(Beginning of EXCERPTED DATA)

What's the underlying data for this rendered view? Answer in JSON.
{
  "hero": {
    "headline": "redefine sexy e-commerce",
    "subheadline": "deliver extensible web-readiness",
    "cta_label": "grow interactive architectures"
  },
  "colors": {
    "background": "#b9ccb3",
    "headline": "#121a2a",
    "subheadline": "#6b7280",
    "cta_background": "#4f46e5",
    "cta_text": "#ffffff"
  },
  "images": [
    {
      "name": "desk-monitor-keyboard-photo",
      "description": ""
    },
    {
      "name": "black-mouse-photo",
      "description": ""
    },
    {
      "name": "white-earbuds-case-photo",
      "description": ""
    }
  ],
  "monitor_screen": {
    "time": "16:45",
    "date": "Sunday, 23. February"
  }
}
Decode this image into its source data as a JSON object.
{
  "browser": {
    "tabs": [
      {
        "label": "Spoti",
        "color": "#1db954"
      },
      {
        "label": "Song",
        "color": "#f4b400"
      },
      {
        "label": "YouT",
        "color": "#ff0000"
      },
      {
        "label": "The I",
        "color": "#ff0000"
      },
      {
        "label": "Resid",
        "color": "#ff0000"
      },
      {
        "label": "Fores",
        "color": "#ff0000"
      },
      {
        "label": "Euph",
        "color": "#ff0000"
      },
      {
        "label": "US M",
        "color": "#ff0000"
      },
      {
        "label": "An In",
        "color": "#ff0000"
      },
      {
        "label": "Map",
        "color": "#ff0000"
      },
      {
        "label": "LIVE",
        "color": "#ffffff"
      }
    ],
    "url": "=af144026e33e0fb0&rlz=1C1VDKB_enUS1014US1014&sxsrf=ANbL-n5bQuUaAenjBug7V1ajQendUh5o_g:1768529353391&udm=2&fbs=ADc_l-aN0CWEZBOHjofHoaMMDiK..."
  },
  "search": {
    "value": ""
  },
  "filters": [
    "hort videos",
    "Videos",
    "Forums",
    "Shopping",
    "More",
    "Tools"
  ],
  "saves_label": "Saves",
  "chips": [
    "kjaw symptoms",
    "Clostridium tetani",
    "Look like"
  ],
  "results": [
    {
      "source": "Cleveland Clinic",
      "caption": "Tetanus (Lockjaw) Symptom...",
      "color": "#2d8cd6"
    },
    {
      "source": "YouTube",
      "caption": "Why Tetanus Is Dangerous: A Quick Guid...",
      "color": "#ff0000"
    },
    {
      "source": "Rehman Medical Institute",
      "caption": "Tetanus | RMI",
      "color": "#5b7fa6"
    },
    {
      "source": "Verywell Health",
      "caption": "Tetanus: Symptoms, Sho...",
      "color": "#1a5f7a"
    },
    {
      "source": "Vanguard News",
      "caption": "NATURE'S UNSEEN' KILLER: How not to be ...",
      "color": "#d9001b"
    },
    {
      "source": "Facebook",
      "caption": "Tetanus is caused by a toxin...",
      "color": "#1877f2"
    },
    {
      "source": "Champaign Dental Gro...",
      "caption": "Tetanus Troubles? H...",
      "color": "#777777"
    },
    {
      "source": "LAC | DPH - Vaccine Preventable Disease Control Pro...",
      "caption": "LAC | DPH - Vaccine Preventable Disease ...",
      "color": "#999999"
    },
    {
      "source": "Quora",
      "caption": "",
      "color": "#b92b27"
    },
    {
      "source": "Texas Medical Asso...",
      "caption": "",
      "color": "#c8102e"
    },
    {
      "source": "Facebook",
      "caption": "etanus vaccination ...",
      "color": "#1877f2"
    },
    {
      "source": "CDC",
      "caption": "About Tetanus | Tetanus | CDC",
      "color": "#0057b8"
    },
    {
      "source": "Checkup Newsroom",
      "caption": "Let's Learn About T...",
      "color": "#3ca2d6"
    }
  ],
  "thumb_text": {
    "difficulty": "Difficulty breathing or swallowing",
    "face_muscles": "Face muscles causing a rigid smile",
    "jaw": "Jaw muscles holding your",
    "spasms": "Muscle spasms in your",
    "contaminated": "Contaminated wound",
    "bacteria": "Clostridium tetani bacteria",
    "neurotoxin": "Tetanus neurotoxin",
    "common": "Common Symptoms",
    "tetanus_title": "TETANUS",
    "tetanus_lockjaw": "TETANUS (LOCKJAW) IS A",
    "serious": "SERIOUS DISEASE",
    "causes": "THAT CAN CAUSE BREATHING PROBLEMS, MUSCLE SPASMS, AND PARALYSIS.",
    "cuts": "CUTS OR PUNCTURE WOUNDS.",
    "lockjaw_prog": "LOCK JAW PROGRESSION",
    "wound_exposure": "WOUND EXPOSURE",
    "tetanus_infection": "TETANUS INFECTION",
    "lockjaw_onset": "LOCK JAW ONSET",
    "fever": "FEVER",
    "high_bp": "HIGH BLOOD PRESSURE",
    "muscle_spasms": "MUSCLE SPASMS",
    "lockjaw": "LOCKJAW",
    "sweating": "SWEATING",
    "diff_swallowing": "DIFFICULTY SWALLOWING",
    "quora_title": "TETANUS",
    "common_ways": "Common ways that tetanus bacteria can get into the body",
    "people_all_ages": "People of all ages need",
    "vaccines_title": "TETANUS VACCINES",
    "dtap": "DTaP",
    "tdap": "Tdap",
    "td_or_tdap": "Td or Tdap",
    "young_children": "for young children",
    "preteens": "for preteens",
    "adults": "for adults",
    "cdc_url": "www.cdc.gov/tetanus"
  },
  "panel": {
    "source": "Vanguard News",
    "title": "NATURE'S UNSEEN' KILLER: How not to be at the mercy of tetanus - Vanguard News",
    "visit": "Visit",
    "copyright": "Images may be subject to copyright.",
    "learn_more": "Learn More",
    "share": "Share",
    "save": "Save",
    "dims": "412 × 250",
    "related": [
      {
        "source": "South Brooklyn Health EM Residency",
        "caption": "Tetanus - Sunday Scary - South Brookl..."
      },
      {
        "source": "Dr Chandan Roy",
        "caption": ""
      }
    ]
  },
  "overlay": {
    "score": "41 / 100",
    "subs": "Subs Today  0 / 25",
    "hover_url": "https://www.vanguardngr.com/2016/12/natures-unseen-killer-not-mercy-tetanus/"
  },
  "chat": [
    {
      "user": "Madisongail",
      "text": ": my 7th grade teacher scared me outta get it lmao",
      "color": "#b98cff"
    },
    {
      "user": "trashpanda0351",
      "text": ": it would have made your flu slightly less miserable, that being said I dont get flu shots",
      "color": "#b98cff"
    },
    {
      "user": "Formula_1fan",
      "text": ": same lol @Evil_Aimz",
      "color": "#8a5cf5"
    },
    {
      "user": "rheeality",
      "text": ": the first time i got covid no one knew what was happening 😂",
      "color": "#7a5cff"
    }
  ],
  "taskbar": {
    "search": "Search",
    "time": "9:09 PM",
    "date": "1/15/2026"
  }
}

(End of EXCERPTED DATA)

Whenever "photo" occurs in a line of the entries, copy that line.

§ REPLY TO THE EXERCISE:
      "name": "desk-monitor-keyboard-photo",
      "name": "black-mouse-photo",
      "name": "white-earbuds-case-photo",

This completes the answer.